What to do →
What you return must match the data exactly, line for line.
START Data for this task
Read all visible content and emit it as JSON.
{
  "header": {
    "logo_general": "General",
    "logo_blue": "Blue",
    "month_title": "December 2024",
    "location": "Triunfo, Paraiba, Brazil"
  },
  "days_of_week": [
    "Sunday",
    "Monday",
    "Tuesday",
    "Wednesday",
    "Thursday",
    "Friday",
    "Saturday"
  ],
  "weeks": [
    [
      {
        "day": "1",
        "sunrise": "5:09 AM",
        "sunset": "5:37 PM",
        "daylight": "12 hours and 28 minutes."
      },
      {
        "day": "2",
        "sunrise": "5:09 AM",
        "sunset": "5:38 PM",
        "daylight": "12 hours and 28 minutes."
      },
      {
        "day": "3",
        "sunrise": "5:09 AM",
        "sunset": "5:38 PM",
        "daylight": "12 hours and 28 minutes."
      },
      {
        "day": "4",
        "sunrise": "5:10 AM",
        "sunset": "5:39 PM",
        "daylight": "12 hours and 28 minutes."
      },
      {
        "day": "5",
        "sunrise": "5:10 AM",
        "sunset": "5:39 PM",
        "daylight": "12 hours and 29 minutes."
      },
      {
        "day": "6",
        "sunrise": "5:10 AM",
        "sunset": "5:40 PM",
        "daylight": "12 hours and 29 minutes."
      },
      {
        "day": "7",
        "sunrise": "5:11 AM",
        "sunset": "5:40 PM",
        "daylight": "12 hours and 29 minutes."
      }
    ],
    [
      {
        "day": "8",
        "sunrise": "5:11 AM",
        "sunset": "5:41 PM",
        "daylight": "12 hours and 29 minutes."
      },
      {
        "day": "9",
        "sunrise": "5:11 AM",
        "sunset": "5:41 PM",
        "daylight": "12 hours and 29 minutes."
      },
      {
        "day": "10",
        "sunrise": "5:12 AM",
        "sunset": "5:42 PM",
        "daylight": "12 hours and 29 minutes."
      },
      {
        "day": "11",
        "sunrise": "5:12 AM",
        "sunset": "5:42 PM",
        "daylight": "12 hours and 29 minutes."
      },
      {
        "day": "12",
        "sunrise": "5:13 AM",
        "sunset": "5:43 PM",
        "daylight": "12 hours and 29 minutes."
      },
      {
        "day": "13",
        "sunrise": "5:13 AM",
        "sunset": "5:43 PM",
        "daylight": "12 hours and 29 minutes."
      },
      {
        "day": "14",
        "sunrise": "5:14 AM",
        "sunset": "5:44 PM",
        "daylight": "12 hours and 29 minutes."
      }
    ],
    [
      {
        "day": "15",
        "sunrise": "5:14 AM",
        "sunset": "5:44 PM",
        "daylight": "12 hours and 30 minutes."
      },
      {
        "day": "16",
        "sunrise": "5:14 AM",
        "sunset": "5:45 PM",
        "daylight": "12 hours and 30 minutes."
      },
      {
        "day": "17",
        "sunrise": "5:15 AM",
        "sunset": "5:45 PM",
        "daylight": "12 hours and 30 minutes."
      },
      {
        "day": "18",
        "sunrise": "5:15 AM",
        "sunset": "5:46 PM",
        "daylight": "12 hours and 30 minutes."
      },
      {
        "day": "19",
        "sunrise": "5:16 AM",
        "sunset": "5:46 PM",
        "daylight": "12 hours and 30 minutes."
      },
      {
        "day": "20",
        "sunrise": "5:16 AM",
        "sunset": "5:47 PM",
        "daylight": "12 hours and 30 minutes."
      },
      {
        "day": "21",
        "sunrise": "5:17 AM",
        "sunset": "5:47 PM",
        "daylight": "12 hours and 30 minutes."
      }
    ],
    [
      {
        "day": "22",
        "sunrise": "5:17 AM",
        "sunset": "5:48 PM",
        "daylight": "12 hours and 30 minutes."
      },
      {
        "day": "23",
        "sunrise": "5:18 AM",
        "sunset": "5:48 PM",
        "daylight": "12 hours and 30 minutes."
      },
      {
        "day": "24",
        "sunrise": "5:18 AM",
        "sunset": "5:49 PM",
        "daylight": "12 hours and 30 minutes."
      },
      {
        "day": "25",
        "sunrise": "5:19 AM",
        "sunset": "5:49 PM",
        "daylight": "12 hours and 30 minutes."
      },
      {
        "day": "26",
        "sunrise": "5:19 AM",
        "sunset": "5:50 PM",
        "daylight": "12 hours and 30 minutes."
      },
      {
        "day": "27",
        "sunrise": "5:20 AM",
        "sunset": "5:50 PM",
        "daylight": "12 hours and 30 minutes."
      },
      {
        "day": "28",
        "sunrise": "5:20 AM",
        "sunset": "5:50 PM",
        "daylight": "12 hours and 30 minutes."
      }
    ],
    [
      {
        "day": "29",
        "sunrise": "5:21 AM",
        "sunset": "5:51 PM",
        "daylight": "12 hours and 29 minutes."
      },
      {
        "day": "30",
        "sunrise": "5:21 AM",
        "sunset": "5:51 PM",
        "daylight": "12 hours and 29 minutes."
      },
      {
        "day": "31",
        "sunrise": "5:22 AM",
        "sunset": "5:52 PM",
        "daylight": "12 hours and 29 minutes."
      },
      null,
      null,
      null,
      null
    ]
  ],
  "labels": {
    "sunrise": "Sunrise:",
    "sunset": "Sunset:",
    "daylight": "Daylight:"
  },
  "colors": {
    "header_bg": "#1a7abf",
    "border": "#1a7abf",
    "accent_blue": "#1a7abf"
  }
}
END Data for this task
Output below →
Read all visible content and emit it as JSON.
{
  "header": {
    "logo_general": "General",
    "logo_blue": "Blue",
    "month_title": "December 2024",
    "location": "Triunfo, Paraiba, Brazil"
  },
  "days_of_week": [
    "Sunday",
    "Monday",
    "Tuesday",
    "Wednesday",
    "Thursday",
    "Friday",
    "Saturday"
  ],
  "weeks": [
    [
      {
        "day": "1",
        "sunrise": "5:09 AM",
        "sunset": "5:37 PM",
        "daylight": "12 hours and 28 minutes."
      },
      {
        "day": "2",
        "sunrise": "5:09 AM",
        "sunset": "5:38 PM",
        "daylight": "12 hours and 28 minutes."
      },
      {
        "day": "3",
        "sunrise": "5:09 AM",
        "sunset": "5:38 PM",
        "daylight": "12 hours and 28 minutes."
      },
      {
        "day": "4",
        "sunrise": "5:10 AM",
        "sunset": "5:39 PM",
        "daylight": "12 hours and 28 minutes."
      },
      {
        "day": "5",
        "sunrise": "5:10 AM",
        "sunset": "5:39 PM",
        "daylight": "12 hours and 29 minutes."
      },
      {
        "day": "6",
        "sunrise": "5:10 AM",
        "sunset": "5:40 PM",
        "daylight": "12 hours and 29 minutes."
      },
      {
        "day": "7",
        "sunrise": "5:11 AM",
        "sunset": "5:40 PM",
        "daylight": "12 hours and 29 minutes."
      }
    ],
    [
      {
        "day": "8",
        "sunrise": "5:11 AM",
        "sunset": "5:41 PM",
        "daylight": "12 hours and 29 minutes."
      },
      {
        "day": "9",
        "sunrise": "5:11 AM",
        "sunset": "5:41 PM",
        "daylight": "12 hours and 29 minutes."
      },
      {
        "day": "10",
        "sunrise": "5:12 AM",
        "sunset": "5:42 PM",
        "daylight": "12 hours and 29 minutes."
      },
      {
        "day": "11",
        "sunrise": "5:12 AM",
        "sunset": "5:42 PM",
        "daylight": "12 hours and 29 minutes."
      },
      {
        "day": "12",
        "sunrise": "5:13 AM",
        "sunset": "5:43 PM",
        "daylight": "12 hours and 29 minutes."
      },
      {
        "day": "13",
        "sunrise": "5:13 AM",
        "sunset": "5:43 PM",
        "daylight": "12 hours and 29 minutes."
      },
      {
        "day": "14",
        "sunrise": "5:14 AM",
        "sunset": "5:44 PM",
        "daylight": "12 hours and 29 minutes."
      }
    ],
    [
      {
        "day": "15",
        "sunrise": "5:14 AM",
        "sunset": "5:44 PM",
        "daylight": "12 hours and 30 minutes."
      },
      {
        "day": "16",
        "sunrise": "5:14 AM",
        "sunset": "5:45 PM",
        "daylight": "12 hours and 30 minutes."
      },
      {
        "day": "17",
        "sunrise": "5:15 AM",
        "sunset": "5:45 PM",
        "daylight": "12 hours and 30 minutes."
      },
      {
        "day": "18",
        "sunrise": "5:15 AM",
        "sunset": "5:46 PM",
        "daylight": "12 hours and 30 minutes."
      },
      {
        "day": "19",
        "sunrise": "5:16 AM",
        "sunset": "5:46 PM",
        "daylight": "12 hours and 30 minutes."
      },
      {
        "day": "20",
        "sunrise": "5:16 AM",
        "sunset": "5:47 PM",
        "daylight": "12 hours and 30 minutes."
      },
      {
        "day": "21",
        "sunrise": "5:17 AM",
        "sunset": "5:47 PM",
        "daylight": "12 hours and 30 minutes."
      }
    ],
    [
      {
        "day": "22",
        "sunrise": "5:17 AM",
        "sunset": "5:48 PM",
        "daylight": "12 hours and 30 minutes."
      },
      {
        "day": "23",
        "sunrise": "5:18 AM",
        "sunset": "5:48 PM",
        "daylight": "12 hours and 30 minutes."
      },
      {
        "day": "24",
        "sunrise": "5:18 AM",
        "sunset": "5:49 PM",
        "daylight": "12 hours and 30 minutes."
      },
      {
        "day": "25",
        "sunrise": "5:19 AM",
        "sunset": "5:49 PM",
        "daylight": "12 hours and 30 minutes."
      },
      {
        "day": "26",
        "sunrise": "5:19 AM",
        "sunset": "5:50 PM",
        "daylight": "12 hours and 30 minutes."
      },
      {
        "day": "27",
        "sunrise": "5:20 AM",
        "sunset": "5:50 PM",
        "daylight": "12 hours and 30 minutes."
      },
      {
        "day": "28",
        "sunrise": "5:20 AM",
        "sunset": "5:50 PM",
        "daylight": "12 hours and 30 minutes."
      }
    ],
    [
      {
        "day": "29",
        "sunrise": "5:21 AM",
        "sunset": "5:51 PM",
        "daylight": "12 hours and 29 minutes."
      },
      {
        "day": "30",
        "sunrise": "5:21 AM",
        "sunset": "5:51 PM",
        "daylight": "12 hours and 29 minutes."
      },
      {
        "day": "31",
        "sunrise": "5:22 AM",
        "sunset": "5:52 PM",
        "daylight": "12 hours and 29 minutes."
      },
      null,
      null,
      null,
      null
    ]
  ],
  "labels": {
    "sunrise": "Sunrise:",
    "sunset": "Sunset:",
    "daylight": "Daylight:"
  },
  "colors": {
    "header_bg": "#1a7abf",
    "border": "#1a7abf",
    "accent_blue": "#1a7abf"
  }
}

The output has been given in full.